(Items from an interface collection)
════════════════════

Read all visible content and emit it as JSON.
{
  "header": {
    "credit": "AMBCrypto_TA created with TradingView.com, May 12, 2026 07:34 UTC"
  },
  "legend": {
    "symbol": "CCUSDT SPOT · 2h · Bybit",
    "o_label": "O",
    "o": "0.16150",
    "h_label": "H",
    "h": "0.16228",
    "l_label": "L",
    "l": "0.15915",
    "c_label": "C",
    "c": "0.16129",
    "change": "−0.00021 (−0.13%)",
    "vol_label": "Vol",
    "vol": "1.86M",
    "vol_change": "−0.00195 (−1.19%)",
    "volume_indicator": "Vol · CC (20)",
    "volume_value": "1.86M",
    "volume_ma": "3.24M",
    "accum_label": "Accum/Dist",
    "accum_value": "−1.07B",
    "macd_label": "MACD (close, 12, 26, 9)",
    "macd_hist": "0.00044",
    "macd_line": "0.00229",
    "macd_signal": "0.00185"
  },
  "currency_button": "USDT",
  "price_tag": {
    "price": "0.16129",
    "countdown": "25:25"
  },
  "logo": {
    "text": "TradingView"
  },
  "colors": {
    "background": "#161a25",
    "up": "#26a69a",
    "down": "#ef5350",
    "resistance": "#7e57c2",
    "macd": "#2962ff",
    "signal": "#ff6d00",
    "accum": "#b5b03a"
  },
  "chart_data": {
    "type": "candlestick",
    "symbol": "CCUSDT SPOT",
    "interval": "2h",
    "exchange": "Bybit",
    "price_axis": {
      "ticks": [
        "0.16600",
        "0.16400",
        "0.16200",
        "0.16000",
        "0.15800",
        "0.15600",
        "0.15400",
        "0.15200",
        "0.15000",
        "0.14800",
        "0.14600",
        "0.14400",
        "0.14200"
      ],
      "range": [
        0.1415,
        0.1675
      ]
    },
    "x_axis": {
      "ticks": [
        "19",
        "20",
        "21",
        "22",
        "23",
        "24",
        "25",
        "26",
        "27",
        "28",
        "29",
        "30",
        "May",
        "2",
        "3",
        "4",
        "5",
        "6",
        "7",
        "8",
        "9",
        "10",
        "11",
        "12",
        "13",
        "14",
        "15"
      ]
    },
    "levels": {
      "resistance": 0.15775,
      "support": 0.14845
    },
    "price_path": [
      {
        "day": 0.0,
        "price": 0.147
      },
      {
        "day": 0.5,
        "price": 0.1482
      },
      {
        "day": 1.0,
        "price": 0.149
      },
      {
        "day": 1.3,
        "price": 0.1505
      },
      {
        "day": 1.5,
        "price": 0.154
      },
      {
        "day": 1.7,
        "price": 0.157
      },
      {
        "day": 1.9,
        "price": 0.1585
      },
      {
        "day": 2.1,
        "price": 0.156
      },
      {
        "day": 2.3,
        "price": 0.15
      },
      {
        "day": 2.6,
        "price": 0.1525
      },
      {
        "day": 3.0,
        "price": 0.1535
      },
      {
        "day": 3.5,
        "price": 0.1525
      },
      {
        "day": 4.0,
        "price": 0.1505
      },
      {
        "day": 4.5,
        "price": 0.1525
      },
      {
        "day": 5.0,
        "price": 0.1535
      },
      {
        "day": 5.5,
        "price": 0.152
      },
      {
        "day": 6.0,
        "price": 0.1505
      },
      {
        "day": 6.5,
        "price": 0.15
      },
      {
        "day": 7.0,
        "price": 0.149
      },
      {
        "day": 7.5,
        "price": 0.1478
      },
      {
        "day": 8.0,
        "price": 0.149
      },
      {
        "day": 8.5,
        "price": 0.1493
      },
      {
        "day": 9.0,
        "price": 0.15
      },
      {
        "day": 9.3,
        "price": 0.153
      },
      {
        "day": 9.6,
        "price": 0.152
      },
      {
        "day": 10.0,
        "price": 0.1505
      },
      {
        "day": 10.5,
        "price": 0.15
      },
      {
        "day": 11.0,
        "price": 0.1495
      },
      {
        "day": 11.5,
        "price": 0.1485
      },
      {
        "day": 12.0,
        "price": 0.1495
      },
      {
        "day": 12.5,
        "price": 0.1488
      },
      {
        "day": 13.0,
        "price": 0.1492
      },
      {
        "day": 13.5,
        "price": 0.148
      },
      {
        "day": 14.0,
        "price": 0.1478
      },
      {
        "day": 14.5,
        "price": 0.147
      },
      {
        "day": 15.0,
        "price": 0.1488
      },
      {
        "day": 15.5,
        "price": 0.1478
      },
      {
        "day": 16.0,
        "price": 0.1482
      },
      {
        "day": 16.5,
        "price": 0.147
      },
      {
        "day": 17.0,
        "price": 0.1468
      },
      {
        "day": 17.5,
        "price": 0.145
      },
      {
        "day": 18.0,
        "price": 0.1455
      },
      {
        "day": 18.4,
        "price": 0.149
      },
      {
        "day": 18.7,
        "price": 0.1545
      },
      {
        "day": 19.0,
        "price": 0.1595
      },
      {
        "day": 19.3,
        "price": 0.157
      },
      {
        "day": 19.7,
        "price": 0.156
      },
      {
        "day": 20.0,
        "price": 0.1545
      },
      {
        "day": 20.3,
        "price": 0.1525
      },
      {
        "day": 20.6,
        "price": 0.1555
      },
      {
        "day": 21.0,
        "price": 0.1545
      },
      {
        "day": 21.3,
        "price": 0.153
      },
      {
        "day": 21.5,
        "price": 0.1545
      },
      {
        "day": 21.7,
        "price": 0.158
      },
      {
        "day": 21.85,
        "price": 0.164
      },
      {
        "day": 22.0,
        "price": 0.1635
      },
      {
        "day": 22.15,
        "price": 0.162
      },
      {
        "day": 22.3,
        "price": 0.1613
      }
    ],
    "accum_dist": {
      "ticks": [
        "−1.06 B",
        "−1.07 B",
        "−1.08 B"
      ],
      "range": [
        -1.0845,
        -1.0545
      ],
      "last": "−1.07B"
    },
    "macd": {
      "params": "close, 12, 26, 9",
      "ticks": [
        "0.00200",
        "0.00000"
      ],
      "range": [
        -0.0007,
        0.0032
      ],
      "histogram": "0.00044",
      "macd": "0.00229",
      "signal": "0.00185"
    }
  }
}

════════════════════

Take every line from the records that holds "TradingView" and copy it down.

    "credit": "AMBCrypto_TA created with TradingView.com, May 12, 2026 07:34 UTC"
    "text": "TradingView"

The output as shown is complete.